von Friedeburg as posed by Margaret Bourke-White
As I said, for years and years, I gathered research on the "Flensburg Reich," and though I gathered a lot of information on a lot of people and events, what I had on von Friedeburg never progressed beyond the barest of a barebones outline. I spent years of my life wondering about him and trying to figure out what had gone on in his head during those terrible, humiliating days of surrender. I never found out, but when the time finally came to write my book,  Germania, I simply did the best I could using my imagination. I used him as a sort of literary device. What if he were the one Nazi who through some defect in his personality could not engage in the infuriating denial that all the others did, where they claimed that they didn't know about it or that they were just following orders? What if he were the one who drank deeply of his own guilt so that he wallowed in it, admitted and embraced the implications of his and his nation's awful criminality? In a sense, von Friedeburg became the moral center of my novel, a stark contrast to all the other Nazi leaders who envisioned bright futures for themselves and spent their time in Flensburg trying to disassociate themselves from their unpleasant past.

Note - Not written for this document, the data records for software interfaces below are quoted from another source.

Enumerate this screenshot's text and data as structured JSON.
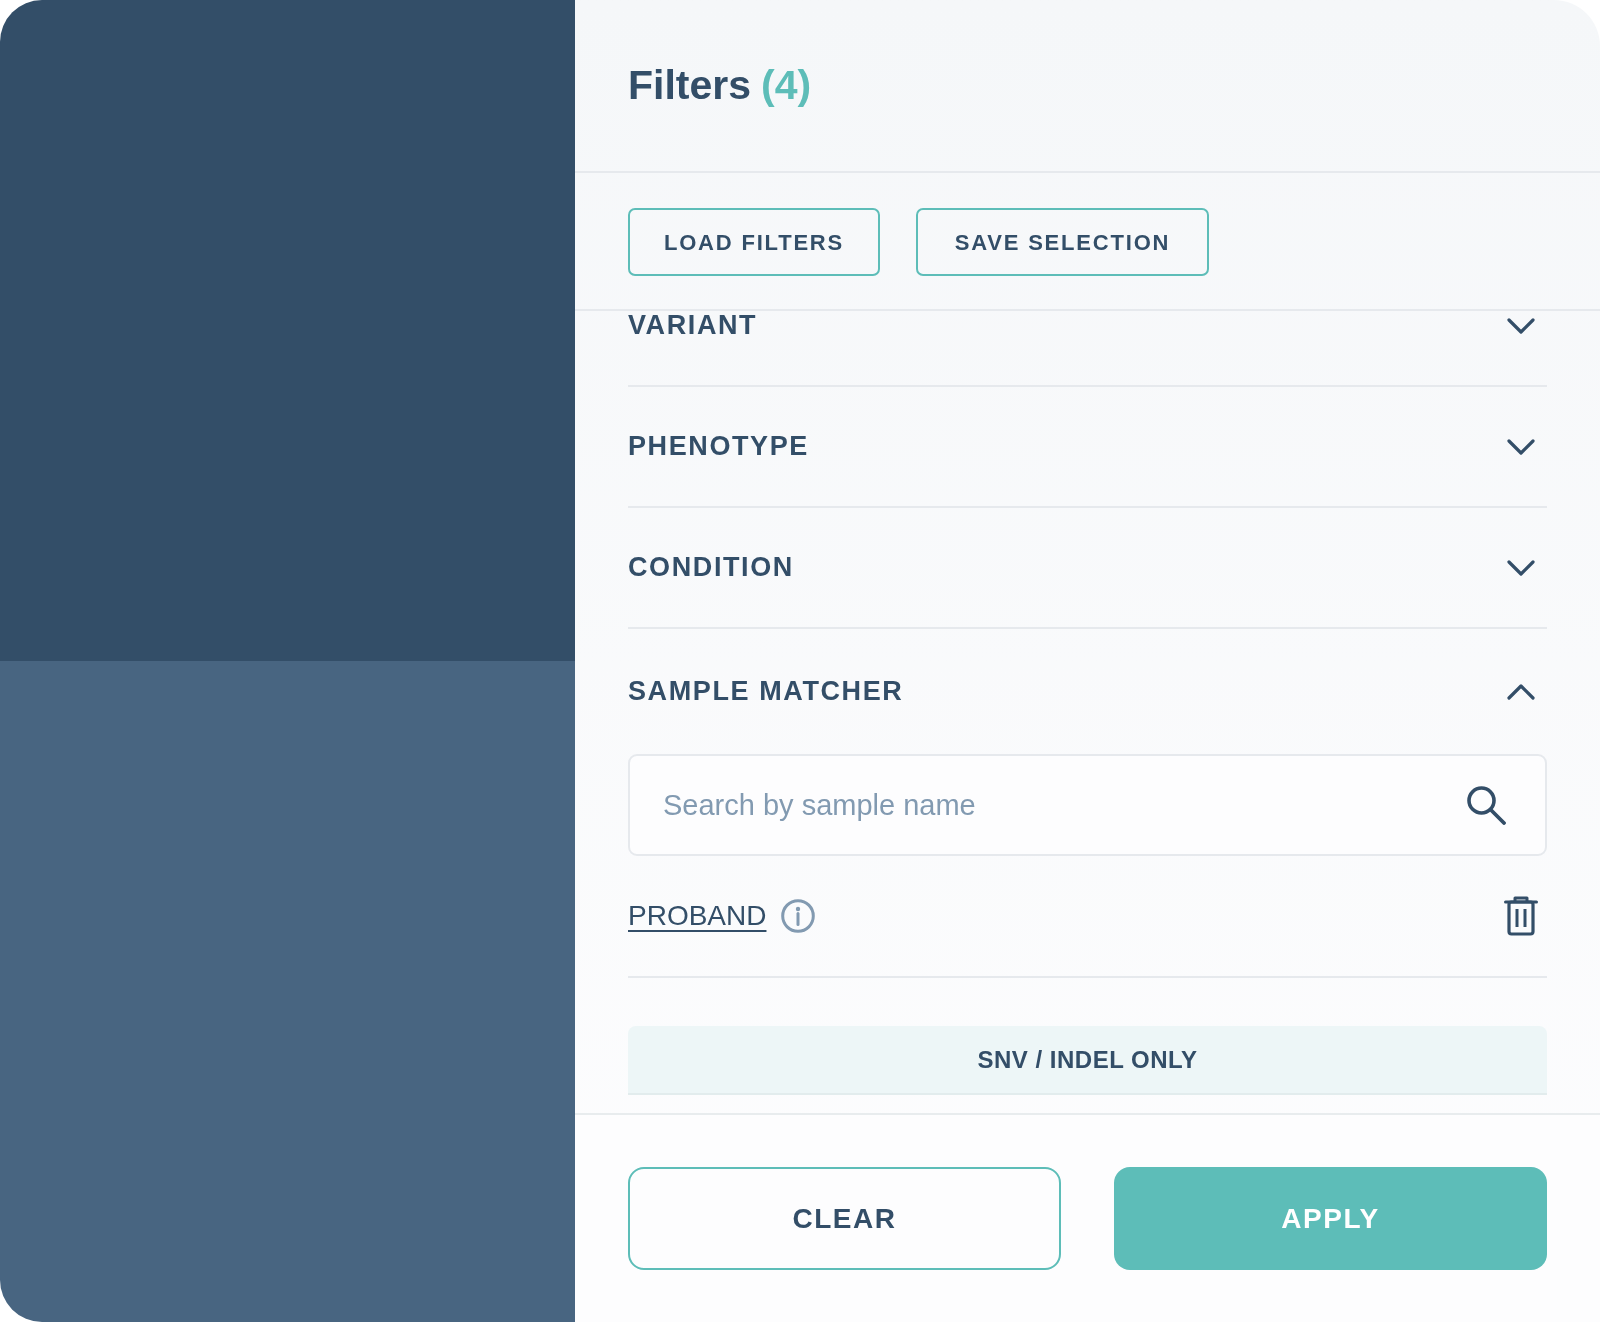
{
  "panel": {
    "title": "Filters",
    "count": "(4)"
  },
  "toolbar": {
    "buttons": [
      {
        "label": "LOAD FILTERS"
      },
      {
        "label": "SAVE SELECTION"
      }
    ]
  },
  "sections": [
    {
      "label": "VARIANT",
      "expanded": false
    },
    {
      "label": "PHENOTYPE",
      "expanded": false
    },
    {
      "label": "CONDITION",
      "expanded": false
    },
    {
      "label": "SAMPLE MATCHER",
      "expanded": true,
      "search": {
        "placeholder": "Search by sample name"
      },
      "samples": [
        {
          "label": "PROBAND"
        }
      ]
    }
  ],
  "variant_toggle": {
    "label": "SNV / INDEL ONLY"
  },
  "footer": {
    "buttons": [
      {
        "label": "CLEAR",
        "kind": "secondary"
      },
      {
        "label": "APPLY",
        "kind": "primary"
      }
    ]
  }
}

Soon after I finished and sold the novel to Simon & Schuster, some very telling details of von Friedeburg's life began accreting onto the Internet. That before the war, he had spent a period serving as a naval liaison to Reichsfuhrer SS Heinrich Himmler. Of all the admirals in the German Navy, he was among the staunchest Nazis. He had gotten quite close with both Hitler and Himmler. Then I learned he had a very dark secret. Hans Georg von Friedeburg had a Jewish grandmother. Hans Georg von Friedeburg was a Jew.

(Germania was first published by Simon & Schuster in 2008, and is now also available on Kindle here).

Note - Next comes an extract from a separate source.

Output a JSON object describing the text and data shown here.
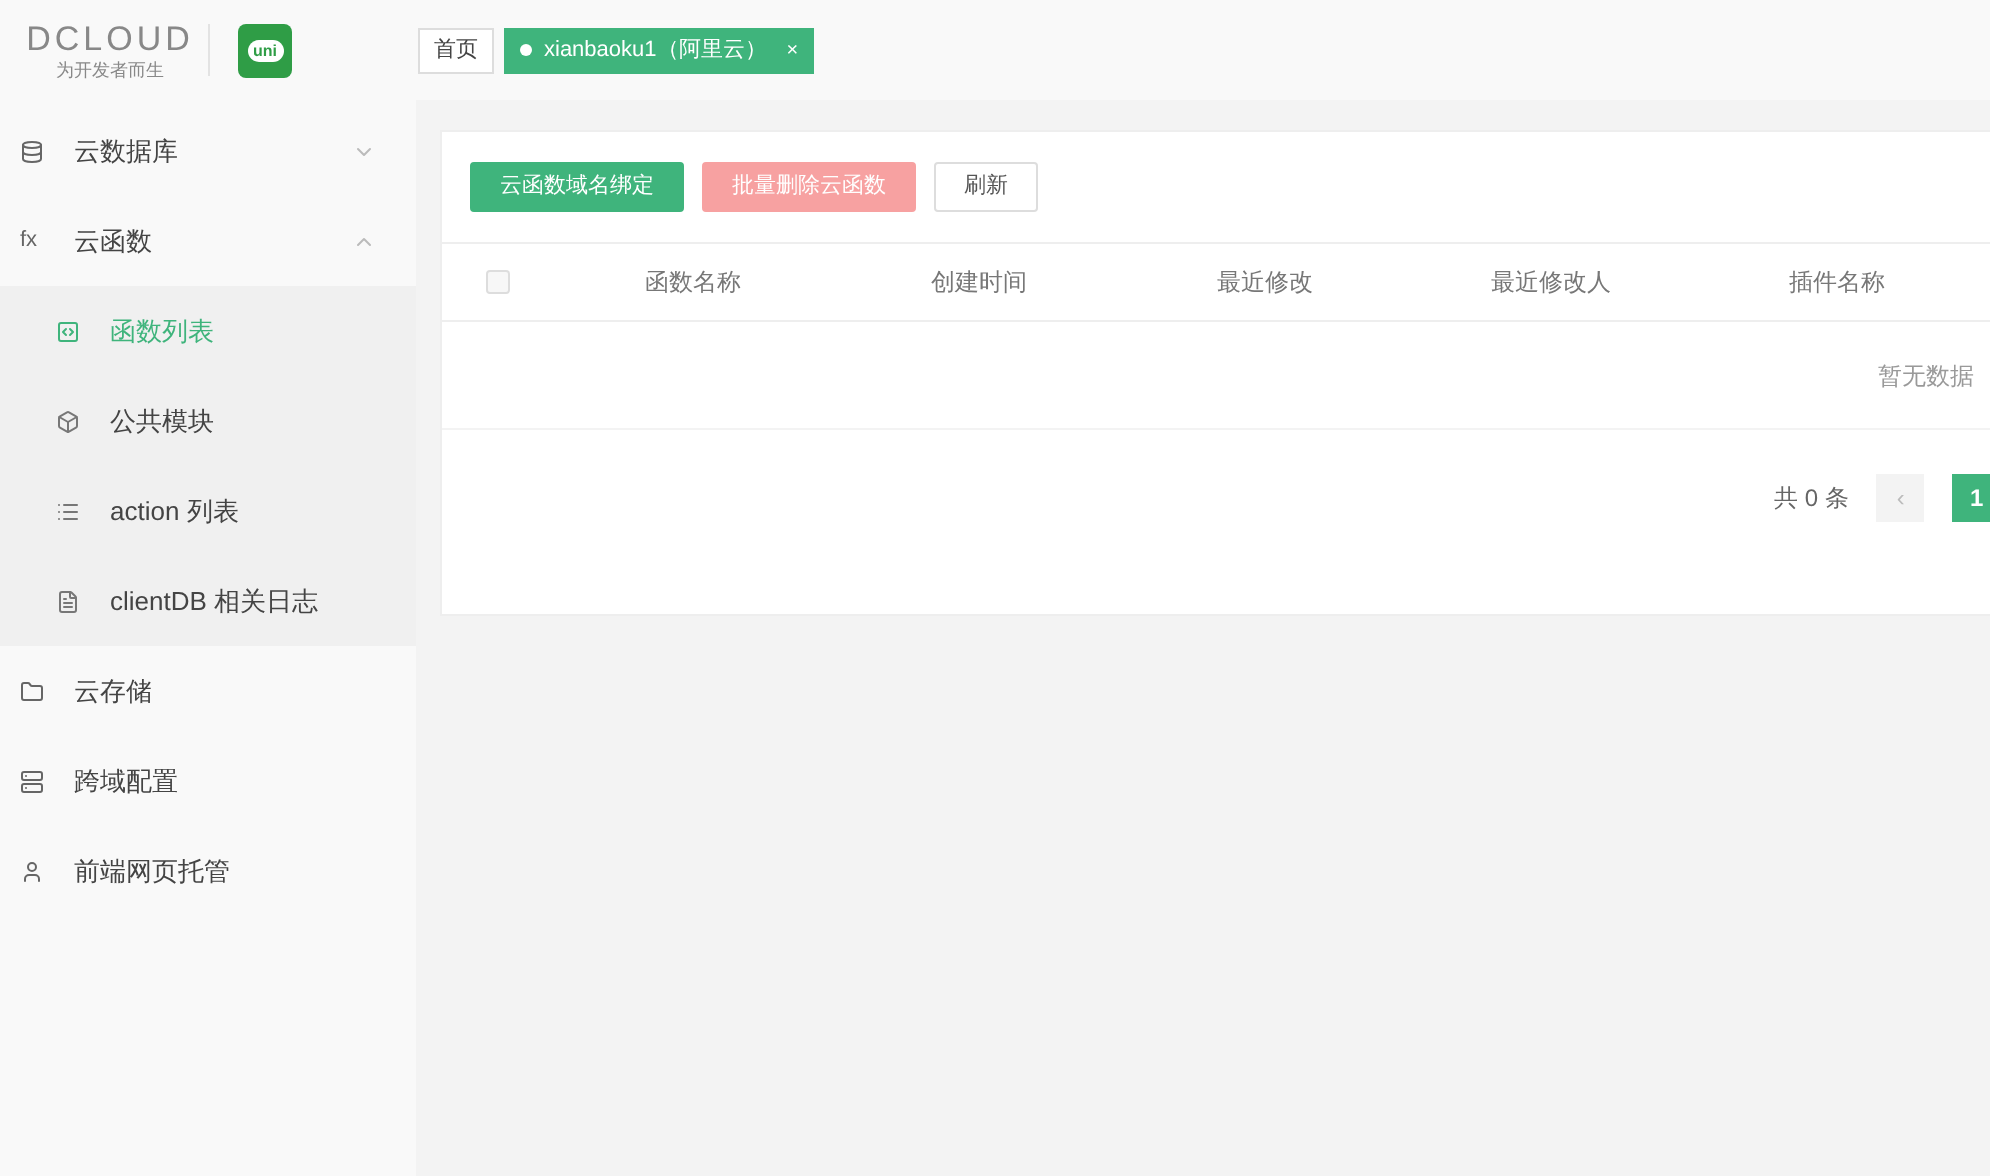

  1. "Death camps". Are you referring to the cities of Germany,and Jap an,where millions of people perished under the terror bombings of the always moral,and always unselfish Allies? Those actions culminating in the destruction of Dresden,and Hiroshima,and Nagasaki...No.Those lives do not count. You know where your bread is buttered. The International Red Cross said the following in 1948:"Upon inspection,of detention camps for civilian enemy populations,in the Third Reich,no homicidal equipment was found". Those people died of disease,and starvation,in a crushed land,during a terrible war,that the Allies ,and their Jewish backers embraced with gusto.. As for the luckless Admiral. No 'crimes' ,where ever pinned on him,He was much more,than you portrayed. A talented officer,who had become a U-Boat expert,later in his career.

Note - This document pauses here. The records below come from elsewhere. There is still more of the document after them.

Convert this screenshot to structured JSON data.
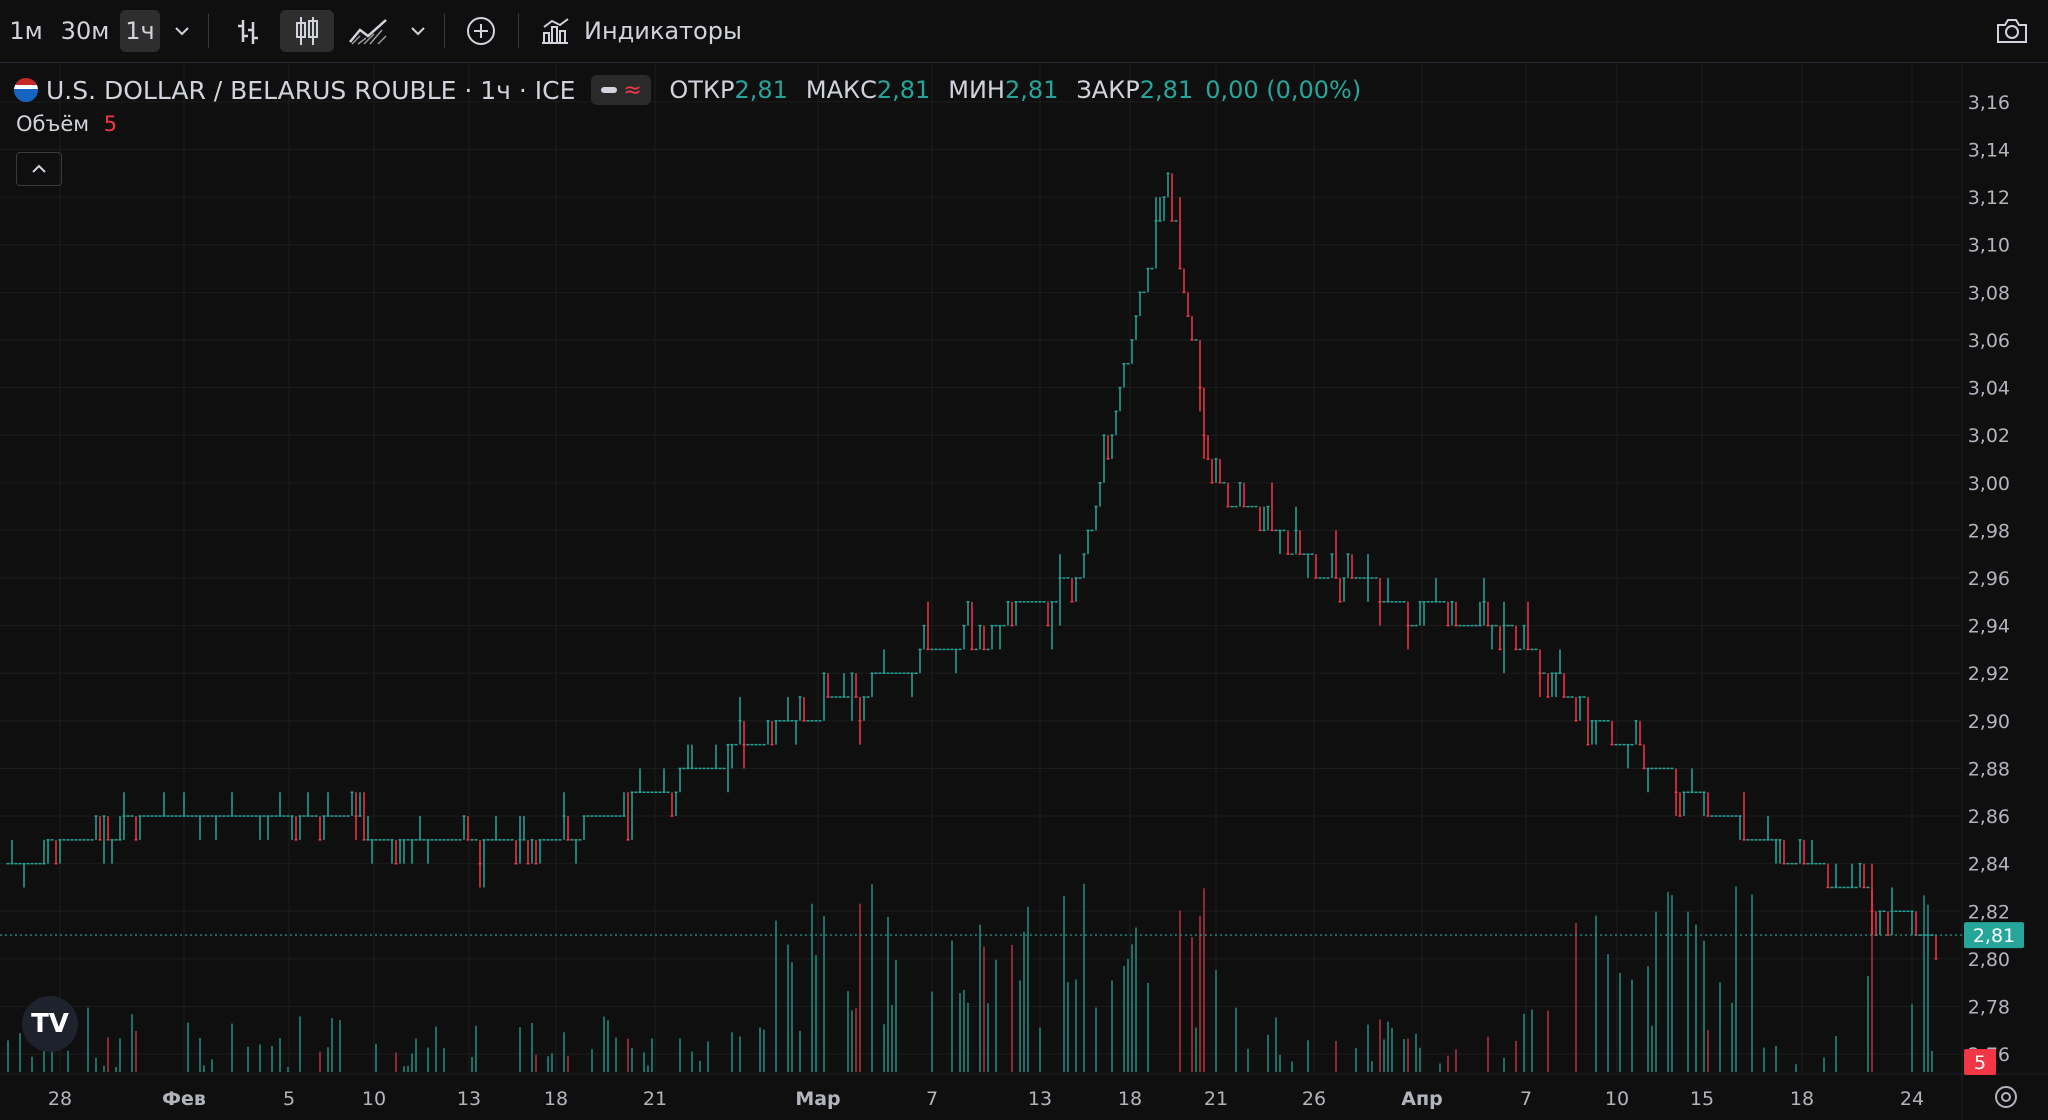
{
  "toolbar": {
    "interval_1m": "1м",
    "interval_30m": "30м",
    "interval_1h": "1ч",
    "indicators_label": "Индикаторы",
    "icons": [
      "chevron-down-icon",
      "bar-chart-icon",
      "candlestick-icon",
      "area-chart-icon",
      "chevron-down-icon",
      "plus-circle-icon",
      "indicators-icon",
      "camera-icon"
    ]
  },
  "legend": {
    "symbol": "U.S. DOLLAR / BELARUS ROUBLE · 1ч · ICE",
    "open_label": "ОТКР",
    "open_value": "2,81",
    "high_label": "МАКС",
    "high_value": "2,81",
    "low_label": "МИН",
    "low_value": "2,81",
    "close_label": "ЗАКР",
    "close_value": "2,81",
    "change": "0,00 (0,00%)",
    "volume_label": "Объём",
    "volume_value": "5"
  },
  "colors": {
    "background": "#0f0f0f",
    "up": "#26a69a",
    "down": "#f23645",
    "grid": "#1c1c1c",
    "text": "#d1d4dc"
  },
  "chart_data": {
    "type": "candlestick",
    "title": "U.S. DOLLAR / BELARUS ROUBLE · 1ч · ICE",
    "ylim": [
      2.755,
      3.165
    ],
    "y_ticks": [
      "3,16",
      "3,14",
      "3,12",
      "3,10",
      "3,08",
      "3,06",
      "3,04",
      "3,02",
      "3,00",
      "2,98",
      "2,96",
      "2,94",
      "2,92",
      "2,90",
      "2,88",
      "2,86",
      "2,84",
      "2,82",
      "2,80",
      "2,78",
      "2,76"
    ],
    "x_ticks": [
      "28",
      "Фев",
      "5",
      "10",
      "13",
      "18",
      "21",
      "Мар",
      "7",
      "13",
      "18",
      "21",
      "26",
      "Апр",
      "7",
      "10",
      "15",
      "18",
      "24"
    ],
    "last_price": "2,81",
    "last_volume": "5",
    "price_path": [
      {
        "period": "end Jan",
        "value": 2.84
      },
      {
        "period": "early Feb",
        "value": 2.86
      },
      {
        "period": "late Feb",
        "value": 2.85
      },
      {
        "period": "early Mar",
        "value": 2.9
      },
      {
        "period": "mid Mar",
        "value": 2.96
      },
      {
        "period": "Mar 19 high",
        "value": 3.13
      },
      {
        "period": "Mar 21",
        "value": 3.0
      },
      {
        "period": "late Mar",
        "value": 2.96
      },
      {
        "period": "Apr 7",
        "value": 2.94
      },
      {
        "period": "Apr 10",
        "value": 2.89
      },
      {
        "period": "mid Apr",
        "value": 2.85
      },
      {
        "period": "Apr 24",
        "value": 2.81
      }
    ]
  }
}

  2. No, sir, I am referring to the Death Camps of Belsen Ravensbrucke, Oswicim, and a couple of dozen others. I don't know anything about the International Red Cross report you mention, but if that's what they said, they were misinformed. What happened to the Civilians of German and Japan was indeed terrible, but as we say in Texas, Payback is a motherfucker. They pretty much reaped as they sowed. Have a nice day, and maybe you should read my book before you pass judgement on it.